There are many decisions that must be made when one is dying. What funeral home to go to? Which casket to be buried in? Cremated or buried?
One of the growing trends that many consider is whether to donate the body after dying. Some people are deciding between typical organ donation and the full body donation as their final contribution to humanity. Full body donation is the act of offering your whole body (consisting of human tissues, organs, and specimen) for the benefit of science; specifically, for medical research.
The donated human tissue is used to gain more advancement in the medical field with the aim of finding the cure for diseases such as cancer, bipolar disorder, diabetic neuropathy, Huntington’s disease, schizophrenia, muscular dystrophy, multiple sclerosis, Parkinson’s and Alzheimer’s disease. These bodies of tissue are also utilized as a training ground for surgeons, paramedics, and fire fighters in preparation for their practice. Medical discoveries and breakthroughs also occur while performing tests and operations on the human body.
Who can donate a body? In the full body donation, there are only a few exceptions for donors. Age and health condition are not necessarily a prerequisite, but those with HIV/Aids, tuberculosis, hepatitis, severe obesity, decomposition, and syphilis are not eligible for such a donation.
If you opt for full body donation, it is important to find a tissue bank or full body donation program that will meet your standards. Most organizations follow a simple process which starts with the consent given by the donor or the legal next-of-kin, such as your parents or siblings. It is vital to discuss your plan of donating your body with your family to ensure that your wishes will be followed. You must also inform your doctors of your wish so they know the proper actions to take after your death.

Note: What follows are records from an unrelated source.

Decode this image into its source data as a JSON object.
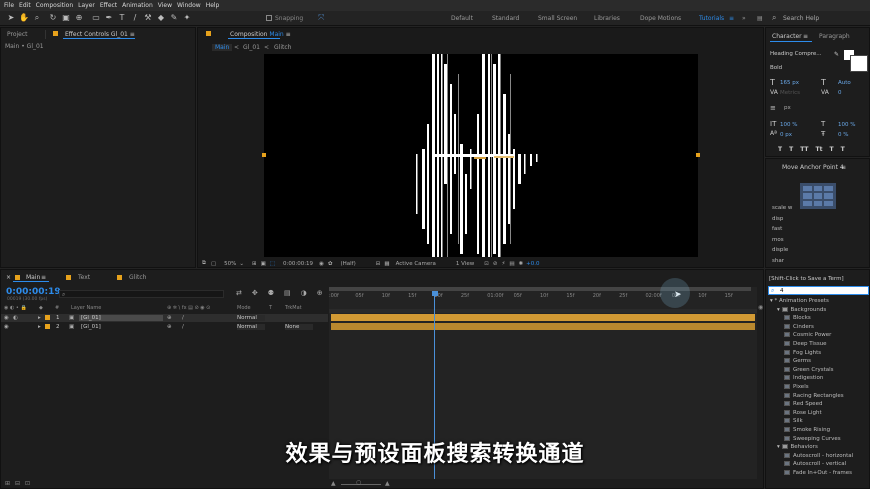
{
  "menu": [
    "File",
    "Edit",
    "Composition",
    "Layer",
    "Effect",
    "Animation",
    "View",
    "Window",
    "Help"
  ],
  "toolbar": {
    "snapping_label": "Snapping",
    "workspaces": [
      "Default",
      "Standard",
      "Small Screen",
      "Libraries",
      "Dope Motions",
      "Tutorials"
    ],
    "active_workspace": "Tutorials",
    "search_help_placeholder": "Search Help"
  },
  "project_panel": {
    "tab_project": "Project",
    "tab_effect_controls": "Effect Controls",
    "effect_controls_target": "Gl_01",
    "breadcrumb": "Main • Gl_01"
  },
  "composition_panel": {
    "tab_label": "Composition",
    "tab_name": "Main",
    "nav_items": [
      "Main",
      "Gl_01",
      "Glitch"
    ],
    "zoom": "50%",
    "timecode": "0:00:00:19",
    "resolution": "(Half)",
    "camera": "Active Camera",
    "views": "1 View",
    "exposure": "+0.0"
  },
  "timeline": {
    "tabs": [
      "Main",
      "Text",
      "Glitch"
    ],
    "current_time": "0:00:00:19",
    "frame_info": "00019 (30.00 fps)",
    "search_placeholder": "",
    "column_headers": [
      "#",
      "Layer Name",
      "Mode",
      "T",
      "TrkMat"
    ],
    "layers": [
      {
        "num": "1",
        "name": "[Gl_01]",
        "mode": "Normal",
        "trkmat": ""
      },
      {
        "num": "2",
        "name": "[Gl_01]",
        "mode": "Normal",
        "trkmat": "None"
      }
    ],
    "ruler_labels": [
      ":00f",
      "05f",
      "10f",
      "15f",
      "20f",
      "25f",
      "01:00f",
      "05f",
      "10f",
      "15f",
      "20f",
      "25f",
      "02:00f",
      "05f",
      "10f",
      "15f"
    ],
    "playhead_fraction": 0.25
  },
  "character_panel": {
    "tab_character": "Character",
    "tab_paragraph": "Paragraph",
    "font_family": "Heading Compre...",
    "font_style": "Bold",
    "font_size": "165 px",
    "leading": "Auto",
    "tracking_metrics": "Metrics",
    "tracking_value": "0",
    "stroke_unit": "px",
    "vert_scale": "100 %",
    "horiz_scale": "100 %",
    "baseline": "0 px",
    "tsume": "0 %",
    "format_buttons": [
      "T",
      "T",
      "TT",
      "Tt",
      "T",
      "T"
    ]
  },
  "script_panel": {
    "title": "Move Anchor Point 4",
    "items": [
      "scale w",
      "disp",
      "fast",
      "mos",
      "disple",
      "shar"
    ]
  },
  "effects_presets": {
    "tooltip": "[Shift-Click to Save a Term]",
    "search_value": "4",
    "tree": [
      {
        "type": "folder",
        "label": "* Animation Presets",
        "level": 0
      },
      {
        "type": "folder",
        "label": "Backgrounds",
        "level": 1
      },
      {
        "type": "item",
        "label": "Blocks",
        "level": 2
      },
      {
        "type": "item",
        "label": "Cinders",
        "level": 2
      },
      {
        "type": "item",
        "label": "Cosmic Power",
        "level": 2
      },
      {
        "type": "item",
        "label": "Deep Tissue",
        "level": 2
      },
      {
        "type": "item",
        "label": "Fog Lights",
        "level": 2
      },
      {
        "type": "item",
        "label": "Germs",
        "level": 2
      },
      {
        "type": "item",
        "label": "Green Crystals",
        "level": 2
      },
      {
        "type": "item",
        "label": "Indigestion",
        "level": 2
      },
      {
        "type": "item",
        "label": "Pixels",
        "level": 2
      },
      {
        "type": "item",
        "label": "Racing Rectangles",
        "level": 2
      },
      {
        "type": "item",
        "label": "Red Speed",
        "level": 2
      },
      {
        "type": "item",
        "label": "Rose Light",
        "level": 2
      },
      {
        "type": "item",
        "label": "Silk",
        "level": 2
      },
      {
        "type": "item",
        "label": "Smoke Rising",
        "level": 2
      },
      {
        "type": "item",
        "label": "Sweeping Curves",
        "level": 2
      },
      {
        "type": "folder",
        "label": "Behaviors",
        "level": 1
      },
      {
        "type": "item",
        "label": "Autoscroll - horizontal",
        "level": 2
      },
      {
        "type": "item",
        "label": "Autoscroll - vertical",
        "level": 2
      },
      {
        "type": "item",
        "label": "Fade In+Out - frames",
        "level": 2
      }
    ]
  },
  "subtitle": "效果与预设面板搜索转换通道",
  "colors": {
    "accent_blue": "#2d8ceb",
    "label_orange": "#e7a21c",
    "layer_bar": "#c99533"
  }
}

The body tissues and parts are then distributed to respective government agencies, private companies, medical or educational institutions, laboratories, or whichever organization that needs it the most.
Full body donation is usually free of charge, wherein the chosen organization takes care of transportation costs of the body, filing of death certificates, as well as the cremation, though this may vary. The cremated remains of the donor will be returned to the family after a specific timeframe upon their wish.

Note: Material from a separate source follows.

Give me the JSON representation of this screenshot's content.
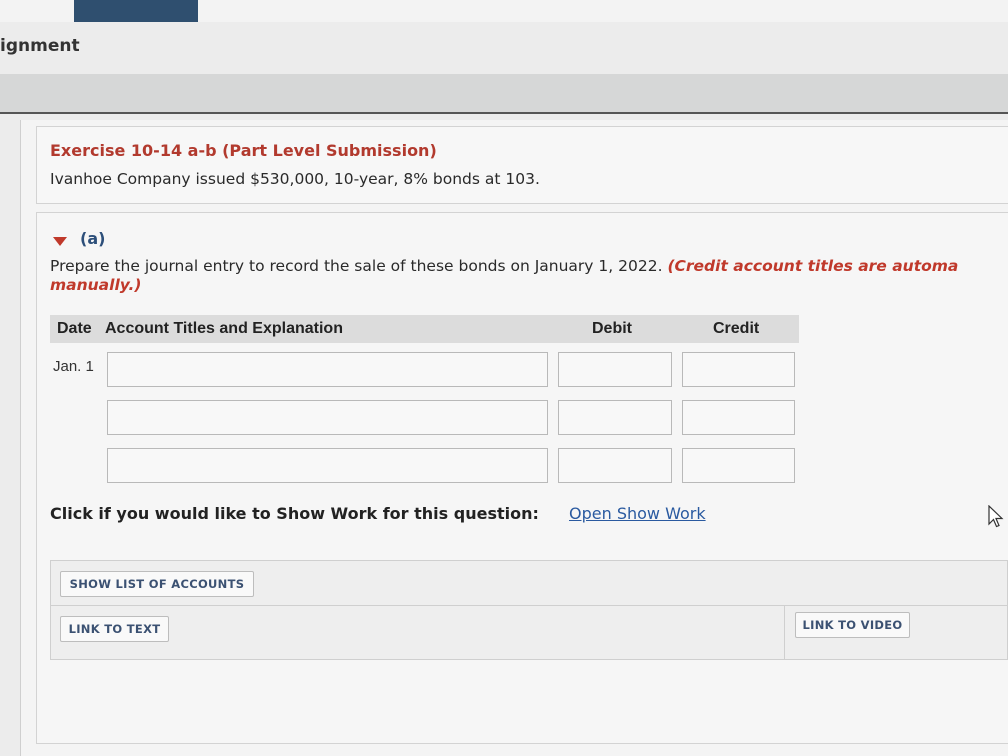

The donor also has the option to choose which type of scientific research will be supported by his fully body donation. Thus, it is important to know all of the policies and procedures that surround this anatomical gift-giving. Once decided to go through this process, a plan B is also crucial in case something happens that hinders your plan A. Tissue banks or medical programs may find a cause after the time of death that prohibits the donation, so preparation is key.
For people who are considering not having a traditional funeral or cannot afford one, full body donation is an alternative to reflect upon. Apart from saving on costs or having an unconventional “way to go”, it is a noble act in the development of science, and eventually, in saving lives.